We think of schools as a safe place for students. Unfortunately, many students suffer physical assaults as well as verbal and physical bullying from other students, teachers and third parties. Abuse of students can occur in many forms and may involve circumstances that are not necessarily physically abusive. Common examples of student abuse by a teacher include:

  • Emotional, physical, or sexual harassment of the child
  • Excessive or unauthorized use of corporal punishment, or physical force
  • Discrimination based on protected categories, including:
    • race
    • gender
    • disability
  • Restrictions on the constitutional rights of the student, such as those involving freedom of expression and free speech
  • Failure to address special needs of the student, such as handicap access
  • Unfair academic treatment, such as bias or preferential treatment in grading
  • Denial of educational opportunities

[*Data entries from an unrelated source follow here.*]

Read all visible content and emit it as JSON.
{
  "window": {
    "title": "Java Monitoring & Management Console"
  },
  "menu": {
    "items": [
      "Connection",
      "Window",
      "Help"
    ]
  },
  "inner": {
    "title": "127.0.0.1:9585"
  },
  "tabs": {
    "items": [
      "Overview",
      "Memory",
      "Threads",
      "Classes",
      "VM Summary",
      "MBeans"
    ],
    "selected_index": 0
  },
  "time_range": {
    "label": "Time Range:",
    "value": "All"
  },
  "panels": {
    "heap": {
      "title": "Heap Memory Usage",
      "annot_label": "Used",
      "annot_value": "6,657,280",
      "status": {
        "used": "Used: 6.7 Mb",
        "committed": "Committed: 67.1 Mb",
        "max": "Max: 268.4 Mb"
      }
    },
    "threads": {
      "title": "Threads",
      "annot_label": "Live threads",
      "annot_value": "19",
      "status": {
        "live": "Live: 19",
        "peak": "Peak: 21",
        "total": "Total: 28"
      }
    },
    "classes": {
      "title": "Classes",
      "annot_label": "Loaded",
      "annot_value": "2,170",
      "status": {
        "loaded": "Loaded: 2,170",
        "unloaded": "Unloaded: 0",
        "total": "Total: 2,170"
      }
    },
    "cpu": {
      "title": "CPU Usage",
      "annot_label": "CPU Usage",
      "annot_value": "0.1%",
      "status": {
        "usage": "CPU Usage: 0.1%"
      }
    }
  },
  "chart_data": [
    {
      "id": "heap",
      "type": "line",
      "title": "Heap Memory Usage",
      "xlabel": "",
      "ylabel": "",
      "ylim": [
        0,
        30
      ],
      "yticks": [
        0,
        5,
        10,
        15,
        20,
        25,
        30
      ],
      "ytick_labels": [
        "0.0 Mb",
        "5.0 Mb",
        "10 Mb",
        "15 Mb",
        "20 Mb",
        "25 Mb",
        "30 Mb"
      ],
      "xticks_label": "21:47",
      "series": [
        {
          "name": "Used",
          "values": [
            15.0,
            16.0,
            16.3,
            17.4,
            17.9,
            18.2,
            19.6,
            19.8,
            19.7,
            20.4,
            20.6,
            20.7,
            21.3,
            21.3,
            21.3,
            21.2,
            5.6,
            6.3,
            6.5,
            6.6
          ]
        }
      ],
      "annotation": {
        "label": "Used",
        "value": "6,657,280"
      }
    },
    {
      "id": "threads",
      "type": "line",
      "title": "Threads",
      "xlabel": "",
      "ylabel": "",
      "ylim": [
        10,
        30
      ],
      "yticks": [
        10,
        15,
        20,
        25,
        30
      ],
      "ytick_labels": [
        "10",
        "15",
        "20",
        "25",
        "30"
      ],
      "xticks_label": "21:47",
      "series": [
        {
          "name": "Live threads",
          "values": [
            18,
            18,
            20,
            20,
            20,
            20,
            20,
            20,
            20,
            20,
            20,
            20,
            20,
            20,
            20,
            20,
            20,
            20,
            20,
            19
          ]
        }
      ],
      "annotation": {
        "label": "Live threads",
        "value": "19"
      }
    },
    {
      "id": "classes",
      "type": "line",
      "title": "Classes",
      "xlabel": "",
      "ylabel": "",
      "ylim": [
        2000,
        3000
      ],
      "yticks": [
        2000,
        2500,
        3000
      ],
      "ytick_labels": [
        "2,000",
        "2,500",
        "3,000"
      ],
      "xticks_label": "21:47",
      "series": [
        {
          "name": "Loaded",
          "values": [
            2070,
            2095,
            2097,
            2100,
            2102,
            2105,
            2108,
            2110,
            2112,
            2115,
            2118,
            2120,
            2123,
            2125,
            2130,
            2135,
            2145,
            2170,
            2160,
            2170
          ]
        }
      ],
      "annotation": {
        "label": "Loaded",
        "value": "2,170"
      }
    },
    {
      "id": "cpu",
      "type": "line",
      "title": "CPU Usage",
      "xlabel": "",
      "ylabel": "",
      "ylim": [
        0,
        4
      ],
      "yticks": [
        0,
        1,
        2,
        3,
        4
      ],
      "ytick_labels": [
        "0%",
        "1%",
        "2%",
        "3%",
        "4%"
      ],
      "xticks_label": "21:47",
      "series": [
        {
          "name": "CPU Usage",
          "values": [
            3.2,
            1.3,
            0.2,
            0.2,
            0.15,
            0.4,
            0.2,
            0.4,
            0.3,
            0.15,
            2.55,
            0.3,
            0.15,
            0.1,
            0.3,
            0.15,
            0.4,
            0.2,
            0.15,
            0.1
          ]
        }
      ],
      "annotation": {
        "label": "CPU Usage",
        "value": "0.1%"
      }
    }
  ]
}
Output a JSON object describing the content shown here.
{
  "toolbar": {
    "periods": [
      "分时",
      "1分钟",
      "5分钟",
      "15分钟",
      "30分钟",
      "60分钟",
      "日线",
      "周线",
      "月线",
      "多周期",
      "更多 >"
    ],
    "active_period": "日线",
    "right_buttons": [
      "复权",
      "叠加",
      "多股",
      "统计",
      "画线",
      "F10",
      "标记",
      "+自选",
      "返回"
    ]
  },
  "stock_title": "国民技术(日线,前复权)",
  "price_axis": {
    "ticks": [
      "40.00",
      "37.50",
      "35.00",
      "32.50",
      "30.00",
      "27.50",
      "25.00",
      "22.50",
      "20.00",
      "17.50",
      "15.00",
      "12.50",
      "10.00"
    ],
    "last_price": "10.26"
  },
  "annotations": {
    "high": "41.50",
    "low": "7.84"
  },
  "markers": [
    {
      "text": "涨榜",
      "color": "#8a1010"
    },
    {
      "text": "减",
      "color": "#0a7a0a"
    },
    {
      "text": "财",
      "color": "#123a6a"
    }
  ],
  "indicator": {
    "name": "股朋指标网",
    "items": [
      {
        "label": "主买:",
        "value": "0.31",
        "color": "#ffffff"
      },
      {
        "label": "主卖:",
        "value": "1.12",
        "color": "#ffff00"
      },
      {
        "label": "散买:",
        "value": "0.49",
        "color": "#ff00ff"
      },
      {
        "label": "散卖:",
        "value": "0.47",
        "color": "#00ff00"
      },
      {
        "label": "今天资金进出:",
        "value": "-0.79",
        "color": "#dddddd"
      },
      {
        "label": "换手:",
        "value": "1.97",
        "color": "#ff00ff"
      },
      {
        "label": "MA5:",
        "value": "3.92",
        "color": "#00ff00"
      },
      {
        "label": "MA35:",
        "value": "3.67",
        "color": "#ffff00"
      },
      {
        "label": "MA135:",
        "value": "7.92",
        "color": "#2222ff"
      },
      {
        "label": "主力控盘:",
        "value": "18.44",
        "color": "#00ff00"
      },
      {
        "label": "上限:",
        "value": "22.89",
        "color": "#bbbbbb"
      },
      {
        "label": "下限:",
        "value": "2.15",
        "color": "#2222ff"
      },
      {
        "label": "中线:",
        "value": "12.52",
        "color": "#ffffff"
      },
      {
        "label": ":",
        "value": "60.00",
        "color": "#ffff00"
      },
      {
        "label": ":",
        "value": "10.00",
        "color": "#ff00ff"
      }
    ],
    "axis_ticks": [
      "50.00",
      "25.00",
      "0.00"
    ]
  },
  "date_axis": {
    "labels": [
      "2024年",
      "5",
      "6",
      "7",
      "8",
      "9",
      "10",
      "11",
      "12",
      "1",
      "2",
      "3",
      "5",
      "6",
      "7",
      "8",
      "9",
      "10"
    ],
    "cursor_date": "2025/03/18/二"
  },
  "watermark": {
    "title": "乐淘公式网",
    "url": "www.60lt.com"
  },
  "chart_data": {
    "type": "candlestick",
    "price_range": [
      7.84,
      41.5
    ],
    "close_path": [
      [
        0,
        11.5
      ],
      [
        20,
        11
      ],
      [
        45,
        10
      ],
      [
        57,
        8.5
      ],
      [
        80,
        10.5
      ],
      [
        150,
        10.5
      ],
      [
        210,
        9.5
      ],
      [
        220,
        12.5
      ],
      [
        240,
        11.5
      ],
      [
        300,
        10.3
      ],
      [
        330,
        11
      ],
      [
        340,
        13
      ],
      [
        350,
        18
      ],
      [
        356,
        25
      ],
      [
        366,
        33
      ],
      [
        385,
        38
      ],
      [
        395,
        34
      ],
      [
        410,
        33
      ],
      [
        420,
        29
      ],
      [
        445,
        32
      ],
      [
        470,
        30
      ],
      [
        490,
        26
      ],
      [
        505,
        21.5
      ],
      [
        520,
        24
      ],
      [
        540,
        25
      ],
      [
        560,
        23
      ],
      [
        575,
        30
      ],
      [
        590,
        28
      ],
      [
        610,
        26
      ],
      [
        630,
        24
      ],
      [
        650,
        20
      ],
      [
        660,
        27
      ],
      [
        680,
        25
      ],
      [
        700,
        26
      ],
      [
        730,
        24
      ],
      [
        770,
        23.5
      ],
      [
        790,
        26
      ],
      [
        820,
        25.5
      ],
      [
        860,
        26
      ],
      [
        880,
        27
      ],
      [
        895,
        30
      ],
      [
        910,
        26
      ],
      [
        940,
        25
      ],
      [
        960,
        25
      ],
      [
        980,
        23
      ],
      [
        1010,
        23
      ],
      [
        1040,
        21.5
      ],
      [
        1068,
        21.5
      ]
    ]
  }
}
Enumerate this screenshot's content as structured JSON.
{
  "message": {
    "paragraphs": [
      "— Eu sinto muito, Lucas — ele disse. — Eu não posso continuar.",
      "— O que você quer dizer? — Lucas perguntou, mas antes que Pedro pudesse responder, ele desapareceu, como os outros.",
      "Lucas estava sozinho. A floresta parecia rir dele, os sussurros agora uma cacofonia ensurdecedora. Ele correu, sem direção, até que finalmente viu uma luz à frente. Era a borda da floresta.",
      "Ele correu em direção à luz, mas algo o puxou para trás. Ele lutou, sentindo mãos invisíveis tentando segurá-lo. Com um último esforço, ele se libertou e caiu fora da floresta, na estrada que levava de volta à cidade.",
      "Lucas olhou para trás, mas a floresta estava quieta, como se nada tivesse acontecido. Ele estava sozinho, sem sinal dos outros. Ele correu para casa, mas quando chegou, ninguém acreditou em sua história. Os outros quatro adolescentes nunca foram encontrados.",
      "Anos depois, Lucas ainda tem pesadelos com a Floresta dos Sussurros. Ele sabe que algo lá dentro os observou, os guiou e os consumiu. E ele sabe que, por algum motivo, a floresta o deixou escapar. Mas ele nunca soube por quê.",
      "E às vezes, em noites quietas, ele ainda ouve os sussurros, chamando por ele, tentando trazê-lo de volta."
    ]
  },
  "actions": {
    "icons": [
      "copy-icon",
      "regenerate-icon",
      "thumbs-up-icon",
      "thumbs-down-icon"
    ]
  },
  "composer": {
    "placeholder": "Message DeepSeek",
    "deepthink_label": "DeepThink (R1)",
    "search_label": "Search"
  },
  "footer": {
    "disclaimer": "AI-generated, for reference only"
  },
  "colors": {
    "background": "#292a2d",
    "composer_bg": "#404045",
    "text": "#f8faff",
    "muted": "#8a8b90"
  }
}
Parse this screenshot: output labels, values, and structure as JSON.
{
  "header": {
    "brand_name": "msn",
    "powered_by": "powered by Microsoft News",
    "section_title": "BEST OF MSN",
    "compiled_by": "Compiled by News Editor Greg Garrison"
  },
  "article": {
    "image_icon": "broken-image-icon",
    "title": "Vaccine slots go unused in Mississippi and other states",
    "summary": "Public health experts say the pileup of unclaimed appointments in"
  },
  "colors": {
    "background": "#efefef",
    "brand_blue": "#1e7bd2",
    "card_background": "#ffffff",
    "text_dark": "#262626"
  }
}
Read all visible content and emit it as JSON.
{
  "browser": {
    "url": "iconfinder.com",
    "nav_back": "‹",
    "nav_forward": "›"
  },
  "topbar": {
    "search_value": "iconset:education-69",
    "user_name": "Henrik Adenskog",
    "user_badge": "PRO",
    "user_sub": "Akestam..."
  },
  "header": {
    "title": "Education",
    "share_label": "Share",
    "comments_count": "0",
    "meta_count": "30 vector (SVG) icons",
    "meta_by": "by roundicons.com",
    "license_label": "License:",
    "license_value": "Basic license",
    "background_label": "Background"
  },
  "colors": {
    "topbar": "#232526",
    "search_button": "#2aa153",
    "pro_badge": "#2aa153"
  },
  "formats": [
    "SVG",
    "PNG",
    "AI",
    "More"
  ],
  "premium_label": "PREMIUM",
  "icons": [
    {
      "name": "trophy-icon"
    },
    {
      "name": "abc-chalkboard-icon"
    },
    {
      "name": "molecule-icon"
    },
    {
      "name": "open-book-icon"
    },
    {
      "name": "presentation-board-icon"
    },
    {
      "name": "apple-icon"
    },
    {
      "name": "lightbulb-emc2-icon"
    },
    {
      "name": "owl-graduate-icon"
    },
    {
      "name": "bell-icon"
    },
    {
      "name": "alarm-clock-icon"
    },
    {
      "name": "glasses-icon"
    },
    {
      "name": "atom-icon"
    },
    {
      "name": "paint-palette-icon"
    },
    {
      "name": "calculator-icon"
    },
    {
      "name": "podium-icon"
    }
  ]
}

School officials, such as teachers and principals, have a responsibility to maintain a safe atmosphere for their students. If bullying occurs on school grounds, there are many different parties which may potentially be held liable, including:

  • The bullying student
  • The bullying child’s parents, especially if the parents approved or encouraged the abusive conduct and/or
  • The school itself, or school staff or officials, especially if they knew about the bullying but did nothing to stop or prevent it

Sexual Abuse

Sexual abuse in schools is a crisis plaguing all 50 states, as there have been widespread reports of students who have been sexually abused by teachers, coaches, and other school staff members. When a child comes forward to report sexual abuse by a school employee, there are many questions that must be answered – including whether the school was negligent in their failure to prevent sexual abuse. In cases of school negligence, the victims and their families may have grounds for a sexual abuse lawsuit.

School officials have a legal duty to do everything in their power to protect their students from sexual predators. Schools that fail to do so may be considered negligent and could face liability if the victims and their families file a civil school sex abuse lawsuit.

If negligence is involved, schools can be held liable for abuse of students by any adult on the school’s property, including:

  • Teachers
  • Coaches
  • Guidance counselors
  • School nurses
  • School officials
  • Visitors to the school
  • Bus drivers
  • After-school program employees and volunteers
  • Janitors and custodians

If your child or someone you know at your child’s school has been a victim of sexual assault, contact our office for a private, confidential and free case evaluation.

Our Attorneys Will Protect And Defend The Rights Of Your Child.

Schedule a complimentary consultation with Martin & Martin attorney’s today.